The lamp was then lit to a fanfare of rousing drums, didgeridoo and fireworks, by yogi, mystic and New York Times bestselling author Sadhguru, Chief Minister of Rajasthan Vasundhara Raje Scindia, and keynote speakers Anne Waldman and Gulzar.
Chief Minister of Rajasthan Vasundhara Raje Scindia welcomed the audience, authors and dignitaries to the festival, revealing that the Jaipur Literature Festival is ‘one of the high points of my year, the coming together across the world of wonderful writers, wonderful minds, and young people.’ She talked of how thrilled she was that the festival had spawned over 120 copycat festivals, observing that ‘literature has gone like a forest fire’ across India and across the world.
Vasundhara Raje Scindia expressed her delight that the festival was hosting a facsimile copy of the 13th century Magna Carta this year, considered to be the founding document of human rights and democracy.
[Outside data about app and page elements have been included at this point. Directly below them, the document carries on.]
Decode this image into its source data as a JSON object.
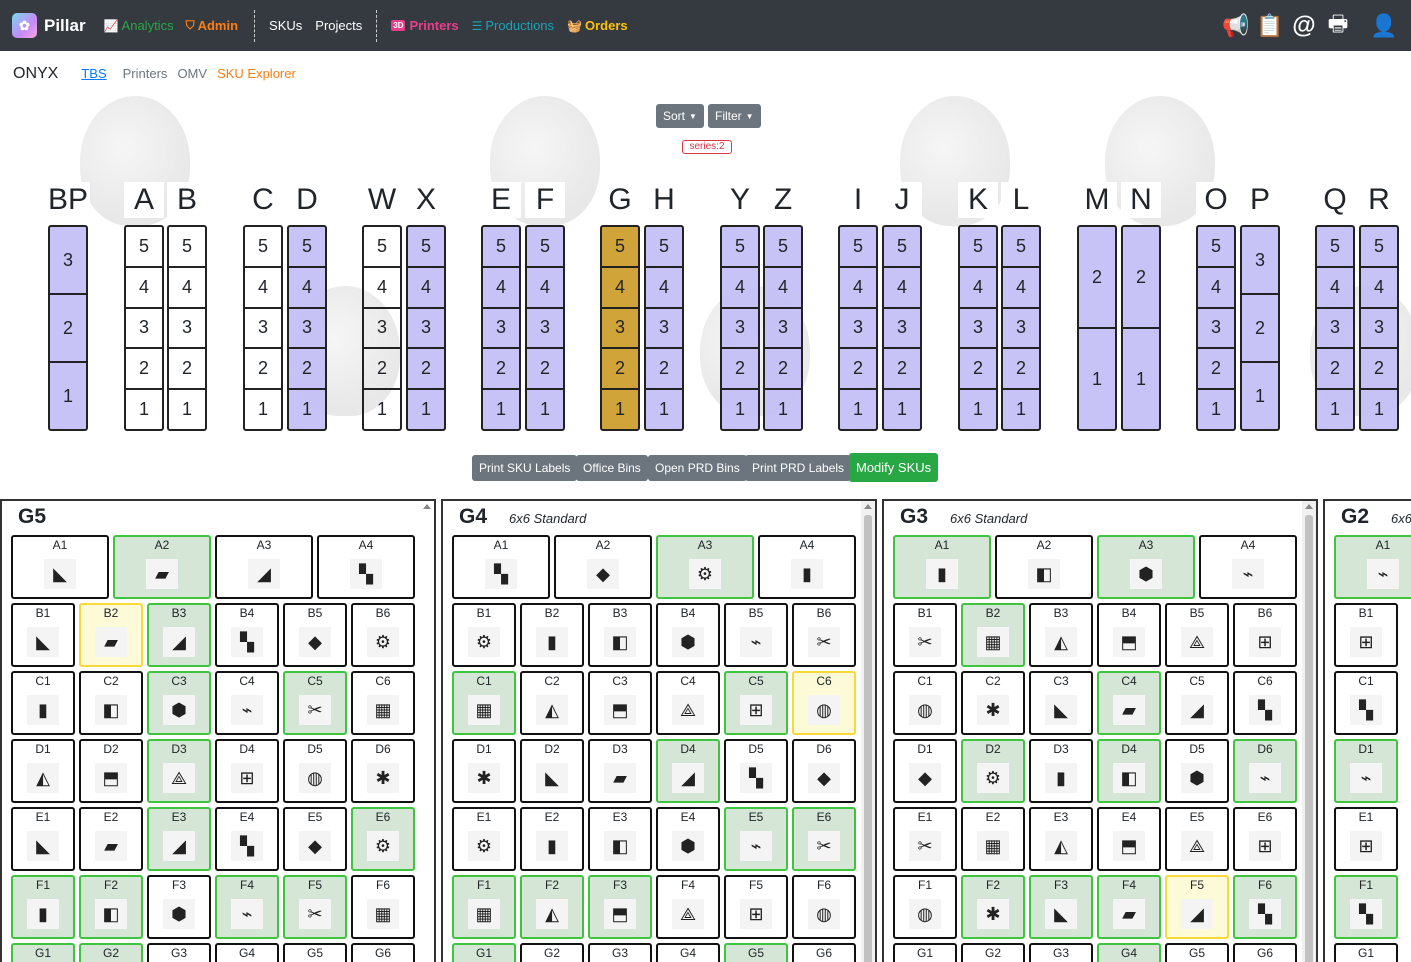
{
  "app": {
    "name": "Pillar"
  },
  "nav": {
    "analytics": "Analytics",
    "admin": "Admin",
    "skus": "SKUs",
    "projects": "Projects",
    "printers": "Printers",
    "productions": "Productions",
    "orders": "Orders",
    "printers_badge": "3D"
  },
  "colors": {
    "analytics": "#28a745",
    "admin": "#fd7e14",
    "printers": "#e83e8c",
    "productions": "#17a2b8",
    "orders": "#ffc107",
    "bin_green": "#3ec43e",
    "bin_yellow": "#f7d93a",
    "slot_lavender": "#c3bef5",
    "slot_gold": "#d1a43a"
  },
  "subnav": {
    "title": "ONYX",
    "tbs": "TBS",
    "printers": "Printers",
    "omv": "OMV",
    "sku_explorer": "SKU Explorer"
  },
  "controls": {
    "sort": "Sort",
    "filter": "Filter",
    "badge": "series:2"
  },
  "columns": [
    {
      "letter": "BP",
      "slots": [
        "3",
        "2",
        "1"
      ],
      "fill": "lavender"
    },
    {
      "letter": "A",
      "slots": [
        "5",
        "4",
        "3",
        "2",
        "1"
      ],
      "fill": "white"
    },
    {
      "letter": "B",
      "slots": [
        "5",
        "4",
        "3",
        "2",
        "1"
      ],
      "fill": "white"
    },
    {
      "letter": "C",
      "slots": [
        "5",
        "4",
        "3",
        "2",
        "1"
      ],
      "fill": "white"
    },
    {
      "letter": "D",
      "slots": [
        "5",
        "4",
        "3",
        "2",
        "1"
      ],
      "fill": "lavender"
    },
    {
      "letter": "W",
      "slots": [
        "5",
        "4",
        "3",
        "2",
        "1"
      ],
      "fill": "white"
    },
    {
      "letter": "X",
      "slots": [
        "5",
        "4",
        "3",
        "2",
        "1"
      ],
      "fill": "lavender"
    },
    {
      "letter": "E",
      "slots": [
        "5",
        "4",
        "3",
        "2",
        "1"
      ],
      "fill": "lavender"
    },
    {
      "letter": "F",
      "slots": [
        "5",
        "4",
        "3",
        "2",
        "1"
      ],
      "fill": "lavender"
    },
    {
      "letter": "G",
      "slots": [
        "5",
        "4",
        "3",
        "2",
        "1"
      ],
      "fill": "gold"
    },
    {
      "letter": "H",
      "slots": [
        "5",
        "4",
        "3",
        "2",
        "1"
      ],
      "fill": "lavender"
    },
    {
      "letter": "Y",
      "slots": [
        "5",
        "4",
        "3",
        "2",
        "1"
      ],
      "fill": "lavender"
    },
    {
      "letter": "Z",
      "slots": [
        "5",
        "4",
        "3",
        "2",
        "1"
      ],
      "fill": "lavender"
    },
    {
      "letter": "I",
      "slots": [
        "5",
        "4",
        "3",
        "2",
        "1"
      ],
      "fill": "lavender"
    },
    {
      "letter": "J",
      "slots": [
        "5",
        "4",
        "3",
        "2",
        "1"
      ],
      "fill": "lavender"
    },
    {
      "letter": "K",
      "slots": [
        "5",
        "4",
        "3",
        "2",
        "1"
      ],
      "fill": "lavender"
    },
    {
      "letter": "L",
      "slots": [
        "5",
        "4",
        "3",
        "2",
        "1"
      ],
      "fill": "lavender"
    },
    {
      "letter": "M",
      "slots": [
        "2",
        "1"
      ],
      "fill": "lavender"
    },
    {
      "letter": "N",
      "slots": [
        "2",
        "1"
      ],
      "fill": "lavender"
    },
    {
      "letter": "O",
      "slots": [
        "5",
        "4",
        "3",
        "2",
        "1"
      ],
      "fill": "lavender"
    },
    {
      "letter": "P",
      "slots": [
        "3",
        "2",
        "1"
      ],
      "fill": "lavender"
    },
    {
      "letter": "Q",
      "slots": [
        "5",
        "4",
        "3",
        "2",
        "1"
      ],
      "fill": "lavender"
    },
    {
      "letter": "R",
      "slots": [
        "5",
        "4",
        "3",
        "2",
        "1"
      ],
      "fill": "lavender"
    }
  ],
  "actions": {
    "print_sku_labels": "Print SKU Labels",
    "office_bins": "Office Bins",
    "open_prd_bins": "Open PRD Bins",
    "print_prd_labels": "Print PRD Labels",
    "modify_skus": "Modify SKUs"
  },
  "panels": [
    {
      "title": "G5",
      "subtitle": "",
      "rowA": [
        [
          "A1",
          ""
        ],
        [
          "A2",
          "g"
        ],
        [
          "A3",
          ""
        ],
        [
          "A4",
          ""
        ]
      ],
      "rows": [
        [
          [
            "B1",
            ""
          ],
          [
            "B2",
            "y"
          ],
          [
            "B3",
            "g"
          ],
          [
            "B4",
            ""
          ],
          [
            "B5",
            ""
          ],
          [
            "B6",
            ""
          ]
        ],
        [
          [
            "C1",
            ""
          ],
          [
            "C2",
            ""
          ],
          [
            "C3",
            "g"
          ],
          [
            "C4",
            ""
          ],
          [
            "C5",
            "g"
          ],
          [
            "C6",
            ""
          ]
        ],
        [
          [
            "D1",
            ""
          ],
          [
            "D2",
            ""
          ],
          [
            "D3",
            "g"
          ],
          [
            "D4",
            ""
          ],
          [
            "D5",
            ""
          ],
          [
            "D6",
            ""
          ]
        ],
        [
          [
            "E1",
            ""
          ],
          [
            "E2",
            ""
          ],
          [
            "E3",
            "g"
          ],
          [
            "E4",
            ""
          ],
          [
            "E5",
            ""
          ],
          [
            "E6",
            "g"
          ]
        ],
        [
          [
            "F1",
            "g"
          ],
          [
            "F2",
            "g"
          ],
          [
            "F3",
            ""
          ],
          [
            "F4",
            "g"
          ],
          [
            "F5",
            "g"
          ],
          [
            "F6",
            ""
          ]
        ],
        [
          [
            "G1",
            "g"
          ],
          [
            "G2",
            "g"
          ],
          [
            "G3",
            ""
          ],
          [
            "G4",
            ""
          ],
          [
            "G5",
            ""
          ],
          [
            "G6",
            ""
          ]
        ]
      ]
    },
    {
      "title": "G4",
      "subtitle": "6x6 Standard",
      "rowA": [
        [
          "A1",
          ""
        ],
        [
          "A2",
          ""
        ],
        [
          "A3",
          "g"
        ],
        [
          "A4",
          ""
        ]
      ],
      "rows": [
        [
          [
            "B1",
            ""
          ],
          [
            "B2",
            ""
          ],
          [
            "B3",
            ""
          ],
          [
            "B4",
            ""
          ],
          [
            "B5",
            ""
          ],
          [
            "B6",
            ""
          ]
        ],
        [
          [
            "C1",
            "g"
          ],
          [
            "C2",
            ""
          ],
          [
            "C3",
            ""
          ],
          [
            "C4",
            ""
          ],
          [
            "C5",
            "g"
          ],
          [
            "C6",
            "y"
          ]
        ],
        [
          [
            "D1",
            ""
          ],
          [
            "D2",
            ""
          ],
          [
            "D3",
            ""
          ],
          [
            "D4",
            "g"
          ],
          [
            "D5",
            ""
          ],
          [
            "D6",
            ""
          ]
        ],
        [
          [
            "E1",
            ""
          ],
          [
            "E2",
            ""
          ],
          [
            "E3",
            ""
          ],
          [
            "E4",
            ""
          ],
          [
            "E5",
            "g"
          ],
          [
            "E6",
            "g"
          ]
        ],
        [
          [
            "F1",
            "g"
          ],
          [
            "F2",
            "g"
          ],
          [
            "F3",
            "g"
          ],
          [
            "F4",
            ""
          ],
          [
            "F5",
            ""
          ],
          [
            "F6",
            ""
          ]
        ],
        [
          [
            "G1",
            "g"
          ],
          [
            "G2",
            ""
          ],
          [
            "G3",
            ""
          ],
          [
            "G4",
            ""
          ],
          [
            "G5",
            "g"
          ],
          [
            "G6",
            ""
          ]
        ]
      ]
    },
    {
      "title": "G3",
      "subtitle": "6x6 Standard",
      "rowA": [
        [
          "A1",
          "g"
        ],
        [
          "A2",
          ""
        ],
        [
          "A3",
          "g"
        ],
        [
          "A4",
          ""
        ]
      ],
      "rows": [
        [
          [
            "B1",
            ""
          ],
          [
            "B2",
            "g"
          ],
          [
            "B3",
            ""
          ],
          [
            "B4",
            ""
          ],
          [
            "B5",
            ""
          ],
          [
            "B6",
            ""
          ]
        ],
        [
          [
            "C1",
            ""
          ],
          [
            "C2",
            ""
          ],
          [
            "C3",
            ""
          ],
          [
            "C4",
            "g"
          ],
          [
            "C5",
            ""
          ],
          [
            "C6",
            ""
          ]
        ],
        [
          [
            "D1",
            ""
          ],
          [
            "D2",
            "g"
          ],
          [
            "D3",
            ""
          ],
          [
            "D4",
            "g"
          ],
          [
            "D5",
            ""
          ],
          [
            "D6",
            "g"
          ]
        ],
        [
          [
            "E1",
            ""
          ],
          [
            "E2",
            ""
          ],
          [
            "E3",
            ""
          ],
          [
            "E4",
            ""
          ],
          [
            "E5",
            ""
          ],
          [
            "E6",
            ""
          ]
        ],
        [
          [
            "F1",
            ""
          ],
          [
            "F2",
            "g"
          ],
          [
            "F3",
            "g"
          ],
          [
            "F4",
            "g"
          ],
          [
            "F5",
            "y"
          ],
          [
            "F6",
            "g"
          ]
        ],
        [
          [
            "G1",
            ""
          ],
          [
            "G2",
            ""
          ],
          [
            "G3",
            ""
          ],
          [
            "G4",
            "g"
          ],
          [
            "G5",
            ""
          ],
          [
            "G6",
            ""
          ]
        ]
      ]
    },
    {
      "title": "G2",
      "subtitle": "6x6",
      "rowA": [
        [
          "A1",
          "g"
        ]
      ],
      "rows": [
        [
          [
            "B1",
            ""
          ]
        ],
        [
          [
            "C1",
            ""
          ]
        ],
        [
          [
            "D1",
            "g"
          ]
        ],
        [
          [
            "E1",
            ""
          ]
        ],
        [
          [
            "F1",
            "g"
          ]
        ],
        [
          [
            "G1",
            ""
          ]
        ]
      ]
    }
  ]
}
As the largest democracy in the world, ‘it is a huge tribute to us’ in India that it has come here, she said. She commended the city of Jaipur as an exceptional cultural experience, observing that ‘Jaipur is looking its finest in many, many years.’ She talked passionately about the many education, health, infrastructure, water and women initiatives that are unfolding across Rajasthan, stating that ‘it is not possible to ignore the girl child with a woman Chief Minister.’ She called on everyone to ‘please walk with us down this path,’ since ‘when we do things together, things happen, things change,’ noting that change doesn’t require money, only ‘a rich heart, a large heart.’
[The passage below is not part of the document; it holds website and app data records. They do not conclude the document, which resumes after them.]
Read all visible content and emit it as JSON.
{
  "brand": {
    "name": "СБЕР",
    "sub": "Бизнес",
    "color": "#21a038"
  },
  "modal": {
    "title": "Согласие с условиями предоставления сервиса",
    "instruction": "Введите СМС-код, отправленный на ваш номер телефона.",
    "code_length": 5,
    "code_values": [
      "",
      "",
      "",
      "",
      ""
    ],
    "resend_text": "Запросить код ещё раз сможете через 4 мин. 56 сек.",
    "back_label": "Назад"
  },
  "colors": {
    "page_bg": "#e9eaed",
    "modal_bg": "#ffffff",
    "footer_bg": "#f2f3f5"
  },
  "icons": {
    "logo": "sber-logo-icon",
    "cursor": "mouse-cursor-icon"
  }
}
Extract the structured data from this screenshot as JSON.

Shreyasi Goenka, Content Advisor for ZEE Entertainment, principal sponsors of the festival, congratulating the Festival Directors and Producers and said it was ‘an honour’ for ZEE to be an integral part of the festival for the fourth, consecutive year, which sought to ‘challenge notions, inspire opinions.’
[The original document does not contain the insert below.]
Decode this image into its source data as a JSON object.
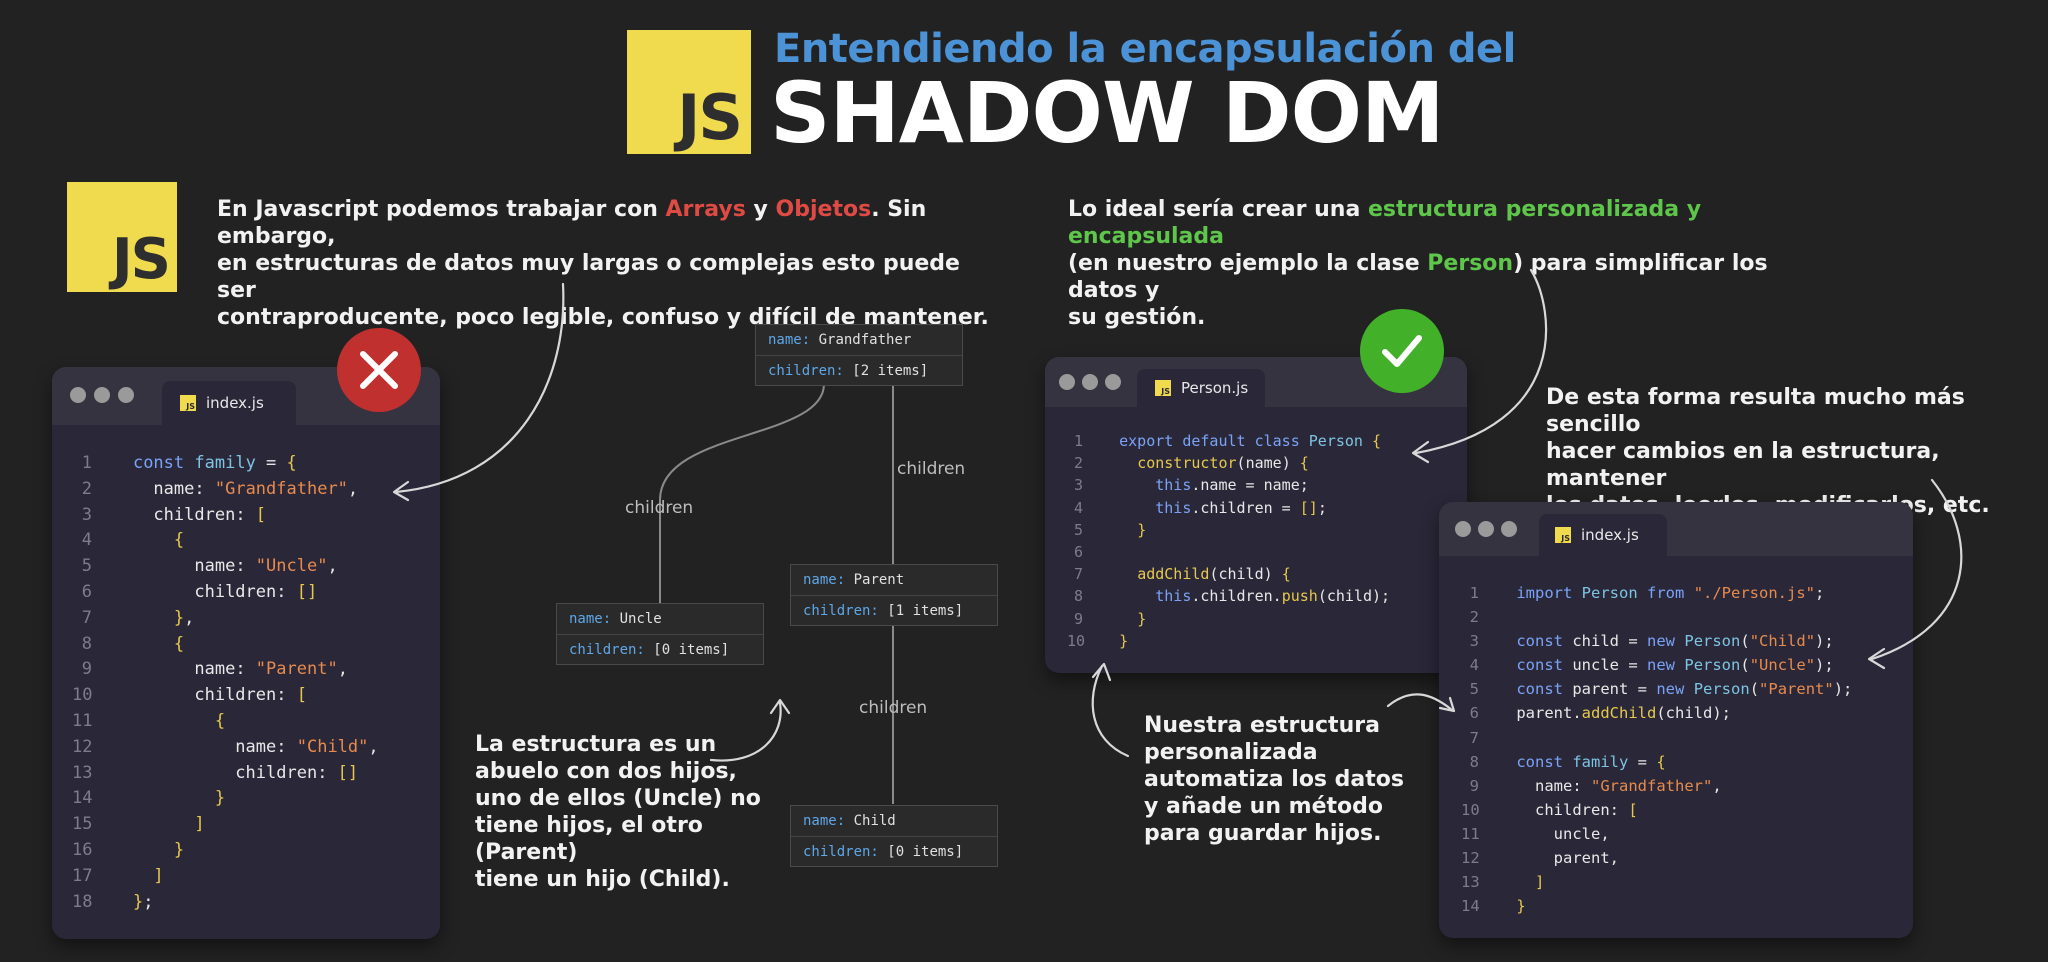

Over the next five days, tens of thousands people will gather daily at the world’s largest free literary festival to mingle with over 400 speakers of great renown. This year’s festival will explore a multitude of ideas and themes, including a look at the nation. Freedom to Dream: India @ 70 looks at India today in the context of its history as well as its future. Other festival themes include Translations and World Literature, Women and Marginalised Voices, Sanskrit, and Colonialism and the Legacy of the Raj.
Photo Credit: Rajendra Kapoor